From the first line to the last, print the data exactly as written.

━━━━━━━━━━━━━━━━

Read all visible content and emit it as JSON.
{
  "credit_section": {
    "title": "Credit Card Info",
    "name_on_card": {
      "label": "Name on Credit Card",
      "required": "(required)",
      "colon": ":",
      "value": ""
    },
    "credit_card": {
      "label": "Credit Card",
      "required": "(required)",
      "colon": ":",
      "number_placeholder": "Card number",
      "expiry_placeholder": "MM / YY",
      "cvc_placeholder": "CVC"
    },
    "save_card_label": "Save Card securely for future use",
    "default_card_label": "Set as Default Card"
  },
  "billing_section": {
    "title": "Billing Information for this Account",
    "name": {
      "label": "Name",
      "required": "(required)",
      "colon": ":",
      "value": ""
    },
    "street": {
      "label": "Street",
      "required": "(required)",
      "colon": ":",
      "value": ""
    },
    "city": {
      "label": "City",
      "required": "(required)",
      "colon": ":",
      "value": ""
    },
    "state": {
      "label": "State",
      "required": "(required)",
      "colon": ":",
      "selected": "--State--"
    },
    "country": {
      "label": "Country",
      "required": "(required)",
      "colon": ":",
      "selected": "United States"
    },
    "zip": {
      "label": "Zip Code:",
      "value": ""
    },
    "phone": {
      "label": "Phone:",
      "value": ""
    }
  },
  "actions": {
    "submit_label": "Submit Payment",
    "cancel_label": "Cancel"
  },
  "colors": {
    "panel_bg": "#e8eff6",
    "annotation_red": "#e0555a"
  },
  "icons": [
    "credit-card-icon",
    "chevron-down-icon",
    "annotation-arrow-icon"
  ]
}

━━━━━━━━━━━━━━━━

» Result of this exercise
Read all visible content and emit it as JSON.
{
  "credit_section": {
    "title": "Credit Card Info",
    "name_on_card": {
      "label": "Name on Credit Card",
      "required": "(required)",
      "colon": ":",
      "value": ""
    },
    "credit_card": {
      "label": "Credit Card",
      "required": "(required)",
      "colon": ":",
      "number_placeholder": "Card number",
      "expiry_placeholder": "MM / YY",
      "cvc_placeholder": "CVC"
    },
    "save_card_label": "Save Card securely for future use",
    "default_card_label": "Set as Default Card"
  },
  "billing_section": {
    "title": "Billing Information for this Account",
    "name": {
      "label": "Name",
      "required": "(required)",
      "colon": ":",
      "value": ""
    },
    "street": {
      "label": "Street",
      "required": "(required)",
      "colon": ":",
      "value": ""
    },
    "city": {
      "label": "City",
      "required": "(required)",
      "colon": ":",
      "value": ""
    },
    "state": {
      "label": "State",
      "required": "(required)",
      "colon": ":",
      "selected": "--State--"
    },
    "country": {
      "label": "Country",
      "required": "(required)",
      "colon": ":",
      "selected": "United States"
    },
    "zip": {
      "label": "Zip Code:",
      "value": ""
    },
    "phone": {
      "label": "Phone:",
      "value": ""
    }
  },
  "actions": {
    "submit_label": "Submit Payment",
    "cancel_label": "Cancel"
  },
  "colors": {
    "panel_bg": "#e8eff6",
    "annotation_red": "#e0555a"
  },
  "icons": [
    "credit-card-icon",
    "chevron-down-icon",
    "annotation-arrow-icon"
  ]
}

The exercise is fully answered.